The fundamental values outlined below articulate a commitment from the university to ensure that Carleton University programs, services and community involvement adhere to the Aboriginal Co-ordinated Strategy. In other words, Carleton does not claim to have achieved all of the goals set herein; rather, the fundamental values act as guides that Carleton students, faculty and staff use in their studies and in their work.[2]

Fundamental Values

Carleton University acknowledges the location of its campus on the traditional, unceded territories of the Algonquin nation. Carleton acknowledges First Nations, Inuit and Métis as the first inhabitants of this land.  As a starting point, meaningful and reciprocal relationships between Carleton and Algonquin communities will be built and fostered. Eventually, relationships will extend to numerous Aboriginal communities in Canada. These relationships will help to guide Aboriginal-related initiatives at the university.

Carleton University recognizes that Aboriginal students, faculty and staff study, teach and work at the university in the manner of aditawazi nisoditadiwin. Aditawazi nisoditadiwin, in Màmìwininìmowin (Algonquin language), explains the concept of being between two worlds with an understanding of both. In this way, Aboriginal peoples at Carleton combine the tools provided by the university with their traditional knowledge and grounding in communities.

Carleton University creates an open and welcoming environment that encourages Aboriginal peoples and communities to establish a connection with and fully participate in the Carleton community. This includes cultivating a safe space for creative and critical inquiry where the shared history and separate histories of Aboriginal peoples and Canadians may be explored.

Carleton University respects and values Indigenous knowledge. Recognizing that Indigenous knowledge has an important place and role on campus, Carleton University welcomes opportunities to include Indigenous knowledge into the learning environment. Carleton University acknowledges that the first inhabitants of this land now known as Canada are distinct peoples of sovereign Indigenous nations.

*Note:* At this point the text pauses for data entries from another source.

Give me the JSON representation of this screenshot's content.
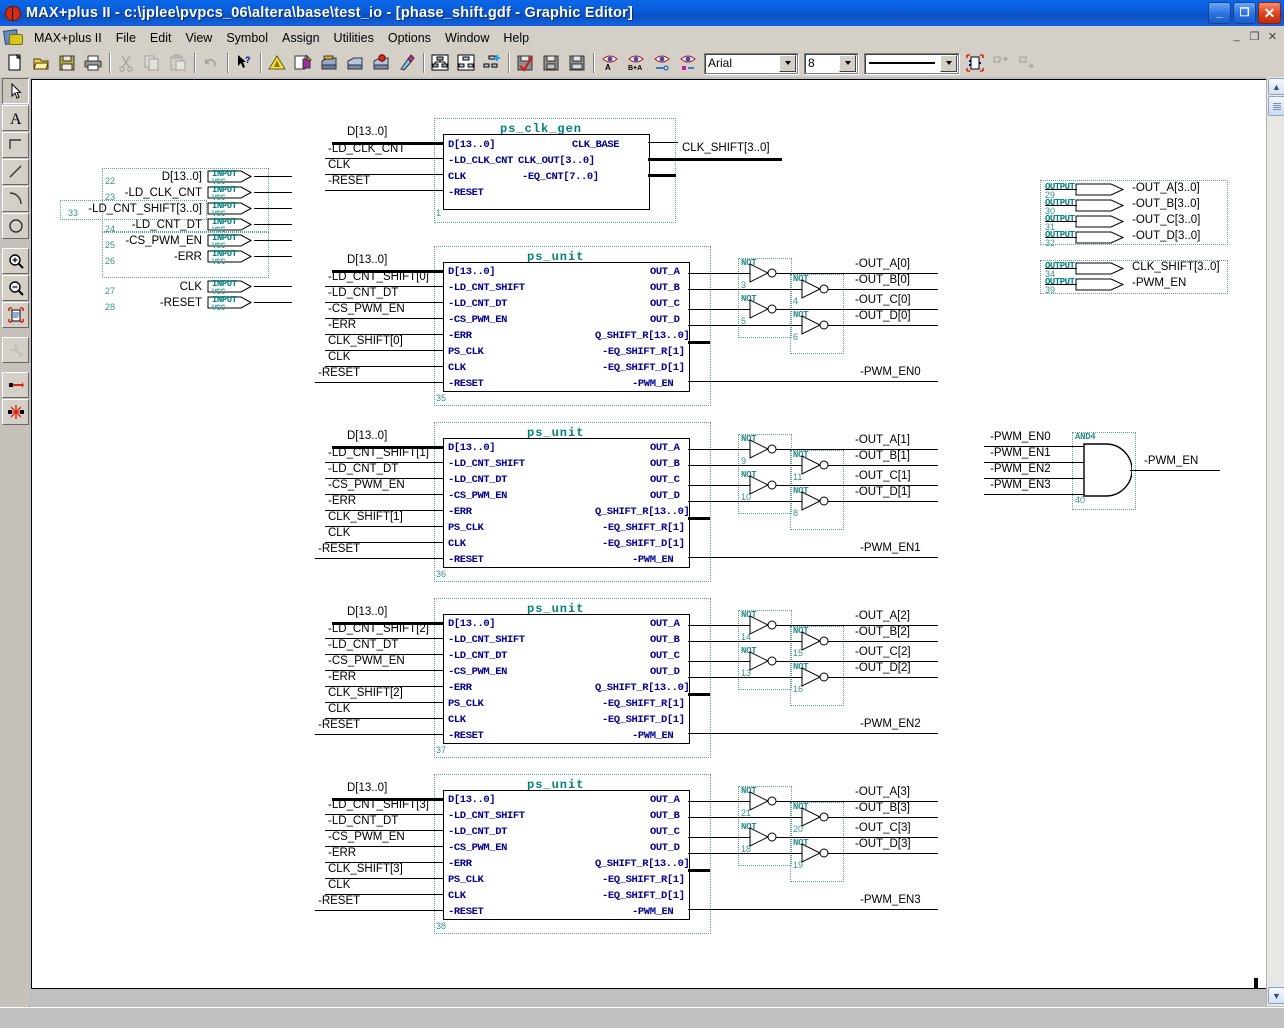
{
  "window": {
    "title": "MAX+plus II - c:\\jplee\\pvpcs_06\\altera\\base\\test_io - [phase_shift.gdf - Graphic Editor]",
    "minimize_label": "_",
    "restore_label": "❐",
    "close_label": "✕",
    "mdi_minimize": "_",
    "mdi_restore": "❐",
    "mdi_close": "✕"
  },
  "menu": {
    "items": [
      {
        "label": "MAX+plus II"
      },
      {
        "label": "File"
      },
      {
        "label": "Edit"
      },
      {
        "label": "View"
      },
      {
        "label": "Symbol"
      },
      {
        "label": "Assign"
      },
      {
        "label": "Utilities"
      },
      {
        "label": "Options"
      },
      {
        "label": "Window"
      },
      {
        "label": "Help"
      }
    ]
  },
  "toolbar": {
    "buttons": [
      "new-file-icon",
      "open-file-icon",
      "save-file-icon",
      "print-icon",
      "cut-icon",
      "copy-icon",
      "paste-icon",
      "undo-icon",
      "context-help-icon",
      "compiler-icon",
      "simulator-icon",
      "timing-analyzer-icon",
      "programmer-icon",
      "message-processor-icon",
      "floorplan-editor-icon",
      "hierarchy-display-icon",
      "project-save-check-icon",
      "project-save-compile-icon",
      "project-save-simulate-icon",
      "save-check-icon",
      "save-compile-icon",
      "save-simulate-icon",
      "find-text-icon",
      "find-node-icon",
      "find-next-icon",
      "find-previous-icon"
    ],
    "font_value": "Arial",
    "size_value": "8",
    "line_value": "solid-line",
    "symbol_button": "symbol-props-icon",
    "align_left_button": "align-icon-1",
    "align_right_button": "align-icon-2"
  },
  "palette": {
    "tools": [
      {
        "name": "selection-tool",
        "state": "pressed"
      },
      {
        "name": "text-tool",
        "state": "normal"
      },
      {
        "name": "orthogonal-line-tool",
        "state": "normal"
      },
      {
        "name": "diagonal-line-tool",
        "state": "normal"
      },
      {
        "name": "arc-tool",
        "state": "normal"
      },
      {
        "name": "circle-tool",
        "state": "normal"
      },
      {
        "name": "zoom-in-tool",
        "state": "normal"
      },
      {
        "name": "zoom-out-tool",
        "state": "normal"
      },
      {
        "name": "fit-in-window-tool",
        "state": "normal"
      },
      {
        "name": "node-snap-tool",
        "state": "disabled"
      },
      {
        "name": "rubberbanding-tool",
        "state": "normal"
      },
      {
        "name": "flip-tool",
        "state": "normal"
      }
    ]
  },
  "schematic": {
    "input_pins": {
      "type_label": "INPUT",
      "vcc_label": "VCC",
      "items": [
        {
          "num": "22",
          "label": "D[13..0]"
        },
        {
          "num": "23",
          "label": "-LD_CLK_CNT"
        },
        {
          "num": "33",
          "label": "-LD_CNT_SHIFT[3..0]"
        },
        {
          "num": "24",
          "label": "-LD_CNT_DT"
        },
        {
          "num": "25",
          "label": "-CS_PWM_EN"
        },
        {
          "num": "26",
          "label": "-ERR"
        },
        {
          "num": "27",
          "label": "CLK"
        },
        {
          "num": "28",
          "label": "-RESET"
        }
      ]
    },
    "output_pins": {
      "type_label": "OUTPUT",
      "group_a": [
        {
          "num": "29",
          "label": "-OUT_A[3..0]"
        },
        {
          "num": "30",
          "label": "-OUT_B[3..0]"
        },
        {
          "num": "31",
          "label": "-OUT_C[3..0]"
        },
        {
          "num": "32",
          "label": "-OUT_D[3..0]"
        }
      ],
      "group_b": [
        {
          "num": "34",
          "label": "CLK_SHIFT[3..0]"
        },
        {
          "num": "39",
          "label": "-PWM_EN"
        }
      ]
    },
    "clk_gen_block": {
      "title": "ps_clk_gen",
      "num": "1",
      "inputs": [
        "D[13..0]",
        "-LD_CLK_CNT",
        "CLK",
        "-RESET"
      ],
      "outputs": [
        "CLK_BASE",
        "CLK_OUT[3..0]",
        "-EQ_CNT[7..0]"
      ],
      "wire_labels_in": [
        "D[13..0]",
        "-LD_CLK_CNT",
        "CLK",
        "-RESET"
      ],
      "wire_label_out": "CLK_SHIFT[3..0]"
    },
    "ps_units": [
      {
        "title": "ps_unit",
        "num": "35",
        "inputs": [
          "D[13..0]",
          "-LD_CNT_SHIFT",
          "-LD_CNT_DT",
          "-CS_PWM_EN",
          "-ERR",
          "PS_CLK",
          "CLK",
          "-RESET"
        ],
        "outputs": [
          "OUT_A",
          "OUT_B",
          "OUT_C",
          "OUT_D",
          "Q_SHIFT_R[13..0]",
          "-EQ_SHIFT_R[1]",
          "-EQ_SHIFT_D[1]",
          "-PWM_EN"
        ],
        "wire_labels_in": [
          "D[13..0]",
          "-LD_CNT_SHIFT[0]",
          "-LD_CNT_DT",
          "-CS_PWM_EN",
          "-ERR",
          "CLK_SHIFT[0]",
          "CLK",
          "-RESET"
        ],
        "not_gates": [
          {
            "label": "NOT",
            "num": "3"
          },
          {
            "label": "NOT",
            "num": "5"
          },
          {
            "label": "NOT",
            "num": "4"
          },
          {
            "label": "NOT",
            "num": "6"
          }
        ],
        "wire_labels_out": [
          "-OUT_A[0]",
          "-OUT_B[0]",
          "-OUT_C[0]",
          "-OUT_D[0]"
        ],
        "pwm_label": "-PWM_EN0"
      },
      {
        "title": "ps_unit",
        "num": "36",
        "inputs": [
          "D[13..0]",
          "-LD_CNT_SHIFT",
          "-LD_CNT_DT",
          "-CS_PWM_EN",
          "-ERR",
          "PS_CLK",
          "CLK",
          "-RESET"
        ],
        "outputs": [
          "OUT_A",
          "OUT_B",
          "OUT_C",
          "OUT_D",
          "Q_SHIFT_R[13..0]",
          "-EQ_SHIFT_R[1]",
          "-EQ_SHIFT_D[1]",
          "-PWM_EN"
        ],
        "wire_labels_in": [
          "D[13..0]",
          "-LD_CNT_SHIFT[1]",
          "-LD_CNT_DT",
          "-CS_PWM_EN",
          "-ERR",
          "CLK_SHIFT[1]",
          "CLK",
          "-RESET"
        ],
        "not_gates": [
          {
            "label": "NOT",
            "num": "9"
          },
          {
            "label": "NOT",
            "num": "10"
          },
          {
            "label": "NOT",
            "num": "11"
          },
          {
            "label": "NOT",
            "num": "8"
          }
        ],
        "wire_labels_out": [
          "-OUT_A[1]",
          "-OUT_B[1]",
          "-OUT_C[1]",
          "-OUT_D[1]"
        ],
        "pwm_label": "-PWM_EN1"
      },
      {
        "title": "ps_unit",
        "num": "37",
        "inputs": [
          "D[13..0]",
          "-LD_CNT_SHIFT",
          "-LD_CNT_DT",
          "-CS_PWM_EN",
          "-ERR",
          "PS_CLK",
          "CLK",
          "-RESET"
        ],
        "outputs": [
          "OUT_A",
          "OUT_B",
          "OUT_C",
          "OUT_D",
          "Q_SHIFT_R[13..0]",
          "-EQ_SHIFT_R[1]",
          "-EQ_SHIFT_D[1]",
          "-PWM_EN"
        ],
        "wire_labels_in": [
          "D[13..0]",
          "-LD_CNT_SHIFT[2]",
          "-LD_CNT_DT",
          "-CS_PWM_EN",
          "-ERR",
          "CLK_SHIFT[2]",
          "CLK",
          "-RESET"
        ],
        "not_gates": [
          {
            "label": "NOT",
            "num": "14"
          },
          {
            "label": "NOT",
            "num": "13"
          },
          {
            "label": "NOT",
            "num": "15"
          },
          {
            "label": "NOT",
            "num": "16"
          }
        ],
        "wire_labels_out": [
          "-OUT_A[2]",
          "-OUT_B[2]",
          "-OUT_C[2]",
          "-OUT_D[2]"
        ],
        "pwm_label": "-PWM_EN2"
      },
      {
        "title": "ps_unit",
        "num": "38",
        "inputs": [
          "D[13..0]",
          "-LD_CNT_SHIFT",
          "-LD_CNT_DT",
          "-CS_PWM_EN",
          "-ERR",
          "PS_CLK",
          "CLK",
          "-RESET"
        ],
        "outputs": [
          "OUT_A",
          "OUT_B",
          "OUT_C",
          "OUT_D",
          "Q_SHIFT_R[13..0]",
          "-EQ_SHIFT_R[1]",
          "-EQ_SHIFT_D[1]",
          "-PWM_EN"
        ],
        "wire_labels_in": [
          "D[13..0]",
          "-LD_CNT_SHIFT[3]",
          "-LD_CNT_DT",
          "-CS_PWM_EN",
          "-ERR",
          "CLK_SHIFT[3]",
          "CLK",
          "-RESET"
        ],
        "not_gates": [
          {
            "label": "NOT",
            "num": "21"
          },
          {
            "label": "NOT",
            "num": "18"
          },
          {
            "label": "NOT",
            "num": "20"
          },
          {
            "label": "NOT",
            "num": "19"
          }
        ],
        "wire_labels_out": [
          "-OUT_A[3]",
          "-OUT_B[3]",
          "-OUT_C[3]",
          "-OUT_D[3]"
        ],
        "pwm_label": "-PWM_EN3"
      }
    ],
    "and_gate": {
      "label": "AND4",
      "num": "40",
      "inputs": [
        "-PWM_EN0",
        "-PWM_EN1",
        "-PWM_EN2",
        "-PWM_EN3"
      ],
      "output": "-PWM_EN"
    }
  },
  "colors": {
    "title_blue": "#0a5ad6",
    "block_label_blue": "#00008c",
    "block_title_teal": "#008080",
    "symbol_num_teal": "#3a8f8f",
    "chrome_gray": "#d4d0c8"
  }
}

As such, Aboriginal peoples hold a unique citizenship and, as First Peoples, are not considered to be “multicultural” or “visible minorities” in Canada.

Carleton University is dedicated to simultaneously recognizing the history of First Nations, Inuit, and Métis in Canada, as well as the contemporary contributions and realities of Aboriginal peoples. As part of its dedication to addressing real world issues, Carleton commits to working with Aboriginal peoples, communities and nations in the modern day.

Carleton University is unique in its ability to reflect and honour the diversity of Aboriginal peoples and cultures in Canada’s capital, and promotes a place of belonging for First Nations, Inuit and Métis in the academy.

Finally, Carleton University understands that the fundamental values are aspirational in nature and continually works toward realizing them. Carleton welcomes Aboriginal and non-Aboriginal students, faculty, staff and communities to add to the Aboriginal Co-ordinated Strategy. As a living, organic document, the fundamental values are subject to change as the Carleton community and Aboriginal communities grow, transform and flourish.

Approved by Senate, June 22, 2011.

[1] Carleton University uses the term “Aboriginal” in the spirit of its use in section 35 of the Canadian Constitution Act, 1982 to refer inclusively to members of First Nations (status and non-status, treaty and non-treaty Indians), Inuit and Métis peoples in Canada. In doing so, it is important to recognize many people prefer the terms that are specific and traditional to their communities. Carleton uses the term “Indigenous” to refer to first peoples both in Canada and internationally.

[2] Ethical practices when working with Aboriginal peoples and communities include ensuring that actions follow words. The forthcoming Aboriginal Co-ordinated Strategy in Practice will serve as a guide to put the fundamental values into action.